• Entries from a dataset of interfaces

Start of Block

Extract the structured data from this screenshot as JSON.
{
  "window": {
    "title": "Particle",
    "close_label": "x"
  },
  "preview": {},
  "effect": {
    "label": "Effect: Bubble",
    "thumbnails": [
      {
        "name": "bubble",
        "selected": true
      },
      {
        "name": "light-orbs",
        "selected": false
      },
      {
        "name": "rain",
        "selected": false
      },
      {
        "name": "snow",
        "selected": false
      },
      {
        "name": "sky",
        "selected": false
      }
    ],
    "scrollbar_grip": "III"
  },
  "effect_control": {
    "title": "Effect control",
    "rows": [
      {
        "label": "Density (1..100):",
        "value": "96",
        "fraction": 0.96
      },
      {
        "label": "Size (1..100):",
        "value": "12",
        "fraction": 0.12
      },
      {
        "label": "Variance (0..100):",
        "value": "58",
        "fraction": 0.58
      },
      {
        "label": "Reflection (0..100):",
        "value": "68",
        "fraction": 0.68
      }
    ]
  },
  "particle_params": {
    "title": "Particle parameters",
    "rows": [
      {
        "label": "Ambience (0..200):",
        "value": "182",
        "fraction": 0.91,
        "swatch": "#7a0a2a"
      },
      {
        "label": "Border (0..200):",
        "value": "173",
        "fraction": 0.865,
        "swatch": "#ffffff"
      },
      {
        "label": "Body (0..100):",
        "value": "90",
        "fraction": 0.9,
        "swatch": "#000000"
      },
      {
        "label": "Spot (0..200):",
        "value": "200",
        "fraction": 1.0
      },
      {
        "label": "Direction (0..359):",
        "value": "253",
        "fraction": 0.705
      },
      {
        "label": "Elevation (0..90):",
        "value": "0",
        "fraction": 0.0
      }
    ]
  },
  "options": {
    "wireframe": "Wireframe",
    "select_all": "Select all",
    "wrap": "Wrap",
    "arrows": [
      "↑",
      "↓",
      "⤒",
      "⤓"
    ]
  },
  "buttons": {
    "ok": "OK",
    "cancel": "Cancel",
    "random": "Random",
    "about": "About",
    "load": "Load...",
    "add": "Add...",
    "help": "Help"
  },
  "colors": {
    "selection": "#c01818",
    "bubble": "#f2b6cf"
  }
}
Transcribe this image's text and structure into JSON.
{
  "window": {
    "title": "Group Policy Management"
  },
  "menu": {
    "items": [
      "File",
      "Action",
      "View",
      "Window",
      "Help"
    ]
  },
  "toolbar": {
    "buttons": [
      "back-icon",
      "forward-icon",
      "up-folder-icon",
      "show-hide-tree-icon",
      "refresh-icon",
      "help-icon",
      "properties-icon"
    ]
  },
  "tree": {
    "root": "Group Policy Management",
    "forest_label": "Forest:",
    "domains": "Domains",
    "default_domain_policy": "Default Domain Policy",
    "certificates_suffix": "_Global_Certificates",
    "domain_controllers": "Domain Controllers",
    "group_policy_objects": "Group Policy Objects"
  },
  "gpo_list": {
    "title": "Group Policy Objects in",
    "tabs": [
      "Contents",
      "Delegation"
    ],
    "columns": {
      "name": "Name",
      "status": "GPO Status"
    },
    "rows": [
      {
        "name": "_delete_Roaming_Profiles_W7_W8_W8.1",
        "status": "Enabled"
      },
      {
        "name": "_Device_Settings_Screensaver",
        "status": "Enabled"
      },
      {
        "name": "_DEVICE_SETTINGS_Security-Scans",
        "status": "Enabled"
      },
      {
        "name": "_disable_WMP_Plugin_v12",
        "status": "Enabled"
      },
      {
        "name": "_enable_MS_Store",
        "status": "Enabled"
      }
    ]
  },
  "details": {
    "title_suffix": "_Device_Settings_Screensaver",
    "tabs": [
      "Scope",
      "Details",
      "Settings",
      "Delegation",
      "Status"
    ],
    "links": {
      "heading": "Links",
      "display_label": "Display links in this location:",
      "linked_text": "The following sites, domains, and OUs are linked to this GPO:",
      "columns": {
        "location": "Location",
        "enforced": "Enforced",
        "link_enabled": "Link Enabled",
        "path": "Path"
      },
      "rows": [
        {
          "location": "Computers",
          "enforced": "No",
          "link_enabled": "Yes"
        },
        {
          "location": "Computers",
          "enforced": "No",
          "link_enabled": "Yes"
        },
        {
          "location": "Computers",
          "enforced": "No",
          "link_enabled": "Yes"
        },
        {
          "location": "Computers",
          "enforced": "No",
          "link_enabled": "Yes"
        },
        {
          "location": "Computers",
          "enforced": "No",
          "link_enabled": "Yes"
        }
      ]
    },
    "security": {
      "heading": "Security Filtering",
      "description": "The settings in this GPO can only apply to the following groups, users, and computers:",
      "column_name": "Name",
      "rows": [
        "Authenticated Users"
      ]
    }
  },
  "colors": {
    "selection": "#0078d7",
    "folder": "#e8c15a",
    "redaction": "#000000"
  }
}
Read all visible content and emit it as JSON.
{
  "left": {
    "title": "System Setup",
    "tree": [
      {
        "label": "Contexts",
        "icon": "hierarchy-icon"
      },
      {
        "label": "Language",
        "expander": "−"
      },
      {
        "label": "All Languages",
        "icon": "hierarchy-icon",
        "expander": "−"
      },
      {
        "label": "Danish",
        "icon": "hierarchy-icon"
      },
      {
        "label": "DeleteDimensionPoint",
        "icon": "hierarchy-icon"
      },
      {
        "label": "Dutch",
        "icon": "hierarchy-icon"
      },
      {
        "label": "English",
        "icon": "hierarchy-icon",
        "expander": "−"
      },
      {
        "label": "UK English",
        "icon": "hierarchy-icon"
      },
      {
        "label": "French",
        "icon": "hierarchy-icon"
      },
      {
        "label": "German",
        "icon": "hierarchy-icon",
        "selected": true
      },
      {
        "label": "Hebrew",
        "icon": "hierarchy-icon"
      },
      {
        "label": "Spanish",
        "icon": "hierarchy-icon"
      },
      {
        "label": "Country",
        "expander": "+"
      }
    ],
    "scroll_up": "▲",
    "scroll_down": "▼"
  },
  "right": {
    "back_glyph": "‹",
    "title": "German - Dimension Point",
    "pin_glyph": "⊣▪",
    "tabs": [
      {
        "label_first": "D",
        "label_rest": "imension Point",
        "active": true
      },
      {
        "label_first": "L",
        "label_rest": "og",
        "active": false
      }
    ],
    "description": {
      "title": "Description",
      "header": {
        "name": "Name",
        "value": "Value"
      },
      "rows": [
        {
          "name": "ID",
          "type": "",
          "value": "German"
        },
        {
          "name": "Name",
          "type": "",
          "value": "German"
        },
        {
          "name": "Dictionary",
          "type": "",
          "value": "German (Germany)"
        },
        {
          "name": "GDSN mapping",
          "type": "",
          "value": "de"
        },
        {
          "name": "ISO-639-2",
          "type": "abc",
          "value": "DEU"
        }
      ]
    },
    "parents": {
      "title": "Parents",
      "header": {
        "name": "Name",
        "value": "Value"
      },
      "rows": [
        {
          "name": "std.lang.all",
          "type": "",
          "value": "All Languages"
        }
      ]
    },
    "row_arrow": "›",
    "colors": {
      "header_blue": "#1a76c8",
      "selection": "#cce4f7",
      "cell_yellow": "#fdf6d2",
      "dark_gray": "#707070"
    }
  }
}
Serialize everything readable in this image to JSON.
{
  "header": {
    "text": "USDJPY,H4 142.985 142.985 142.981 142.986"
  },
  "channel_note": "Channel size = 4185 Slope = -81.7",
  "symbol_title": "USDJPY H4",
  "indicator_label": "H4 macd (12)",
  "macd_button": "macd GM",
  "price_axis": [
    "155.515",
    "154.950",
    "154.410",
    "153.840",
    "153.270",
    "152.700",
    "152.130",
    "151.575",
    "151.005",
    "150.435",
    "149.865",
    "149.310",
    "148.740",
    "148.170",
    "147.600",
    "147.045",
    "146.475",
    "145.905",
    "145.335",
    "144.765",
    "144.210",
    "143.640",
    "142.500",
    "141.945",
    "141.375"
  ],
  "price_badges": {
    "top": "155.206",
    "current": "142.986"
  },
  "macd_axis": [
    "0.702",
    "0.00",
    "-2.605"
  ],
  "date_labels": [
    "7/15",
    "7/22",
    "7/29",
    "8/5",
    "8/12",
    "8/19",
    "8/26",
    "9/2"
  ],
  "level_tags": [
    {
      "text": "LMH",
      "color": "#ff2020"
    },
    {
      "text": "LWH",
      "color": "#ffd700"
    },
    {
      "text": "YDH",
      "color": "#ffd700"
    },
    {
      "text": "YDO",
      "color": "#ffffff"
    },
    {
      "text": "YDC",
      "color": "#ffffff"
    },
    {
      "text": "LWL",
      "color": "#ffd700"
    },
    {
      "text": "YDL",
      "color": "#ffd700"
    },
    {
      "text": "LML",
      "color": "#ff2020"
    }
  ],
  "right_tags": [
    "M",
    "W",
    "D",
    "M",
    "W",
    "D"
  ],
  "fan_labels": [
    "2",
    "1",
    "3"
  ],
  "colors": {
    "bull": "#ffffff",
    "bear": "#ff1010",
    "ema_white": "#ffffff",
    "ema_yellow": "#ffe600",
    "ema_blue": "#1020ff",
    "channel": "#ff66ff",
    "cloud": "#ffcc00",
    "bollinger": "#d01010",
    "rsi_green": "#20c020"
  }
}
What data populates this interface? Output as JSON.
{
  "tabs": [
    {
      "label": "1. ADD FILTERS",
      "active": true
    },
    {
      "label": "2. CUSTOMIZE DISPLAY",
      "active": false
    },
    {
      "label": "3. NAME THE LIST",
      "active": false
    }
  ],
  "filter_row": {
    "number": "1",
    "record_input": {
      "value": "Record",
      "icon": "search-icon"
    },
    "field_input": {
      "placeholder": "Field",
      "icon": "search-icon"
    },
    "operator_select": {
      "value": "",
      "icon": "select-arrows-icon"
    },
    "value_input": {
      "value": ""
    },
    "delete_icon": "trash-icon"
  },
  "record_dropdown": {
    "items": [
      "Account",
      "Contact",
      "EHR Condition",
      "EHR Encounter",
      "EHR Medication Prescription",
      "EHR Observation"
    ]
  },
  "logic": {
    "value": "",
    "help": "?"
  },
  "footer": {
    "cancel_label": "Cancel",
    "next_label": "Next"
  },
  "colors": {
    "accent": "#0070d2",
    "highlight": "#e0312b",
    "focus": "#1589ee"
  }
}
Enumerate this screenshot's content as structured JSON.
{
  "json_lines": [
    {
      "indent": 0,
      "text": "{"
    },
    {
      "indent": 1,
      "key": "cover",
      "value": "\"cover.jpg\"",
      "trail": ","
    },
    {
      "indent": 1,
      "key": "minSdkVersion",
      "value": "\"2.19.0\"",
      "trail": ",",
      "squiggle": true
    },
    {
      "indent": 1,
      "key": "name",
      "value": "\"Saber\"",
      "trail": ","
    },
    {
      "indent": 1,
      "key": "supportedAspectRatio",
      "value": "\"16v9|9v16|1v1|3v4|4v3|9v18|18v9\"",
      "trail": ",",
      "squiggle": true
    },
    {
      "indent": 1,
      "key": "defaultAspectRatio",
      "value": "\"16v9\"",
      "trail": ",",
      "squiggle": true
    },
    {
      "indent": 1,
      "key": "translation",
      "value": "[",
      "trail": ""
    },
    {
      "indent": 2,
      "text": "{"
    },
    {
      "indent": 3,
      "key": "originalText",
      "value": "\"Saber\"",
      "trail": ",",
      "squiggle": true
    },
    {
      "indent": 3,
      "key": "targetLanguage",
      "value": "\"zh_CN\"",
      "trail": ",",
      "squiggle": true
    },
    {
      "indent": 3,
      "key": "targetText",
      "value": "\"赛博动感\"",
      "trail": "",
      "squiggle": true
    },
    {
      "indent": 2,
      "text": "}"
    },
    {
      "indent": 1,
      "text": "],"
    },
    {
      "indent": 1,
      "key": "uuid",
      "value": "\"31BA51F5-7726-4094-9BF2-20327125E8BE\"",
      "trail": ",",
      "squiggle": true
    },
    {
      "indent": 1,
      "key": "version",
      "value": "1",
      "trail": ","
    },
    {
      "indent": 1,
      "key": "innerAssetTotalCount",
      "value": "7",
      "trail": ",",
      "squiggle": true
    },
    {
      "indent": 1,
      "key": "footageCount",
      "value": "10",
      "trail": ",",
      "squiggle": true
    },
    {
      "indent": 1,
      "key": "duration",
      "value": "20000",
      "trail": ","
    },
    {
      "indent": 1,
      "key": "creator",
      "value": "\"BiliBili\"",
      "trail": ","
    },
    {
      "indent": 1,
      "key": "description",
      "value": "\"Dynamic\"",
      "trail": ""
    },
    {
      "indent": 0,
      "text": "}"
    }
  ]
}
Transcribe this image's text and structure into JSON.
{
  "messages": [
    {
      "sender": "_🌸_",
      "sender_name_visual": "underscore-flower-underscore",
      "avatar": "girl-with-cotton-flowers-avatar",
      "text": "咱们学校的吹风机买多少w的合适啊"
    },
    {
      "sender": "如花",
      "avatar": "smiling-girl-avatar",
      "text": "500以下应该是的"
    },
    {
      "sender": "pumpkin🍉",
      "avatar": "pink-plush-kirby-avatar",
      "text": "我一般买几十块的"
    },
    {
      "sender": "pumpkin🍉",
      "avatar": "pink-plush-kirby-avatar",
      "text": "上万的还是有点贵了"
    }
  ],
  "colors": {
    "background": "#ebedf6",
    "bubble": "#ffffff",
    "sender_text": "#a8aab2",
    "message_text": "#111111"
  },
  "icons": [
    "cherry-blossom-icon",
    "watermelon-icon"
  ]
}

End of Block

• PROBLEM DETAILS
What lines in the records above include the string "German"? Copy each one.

• RESULT OF THIS EXERCISE
        "label": "German",
    "title": "German - Dimension Point",
          "value": "German"
          "value": "German"
          "value": "German (Germany)"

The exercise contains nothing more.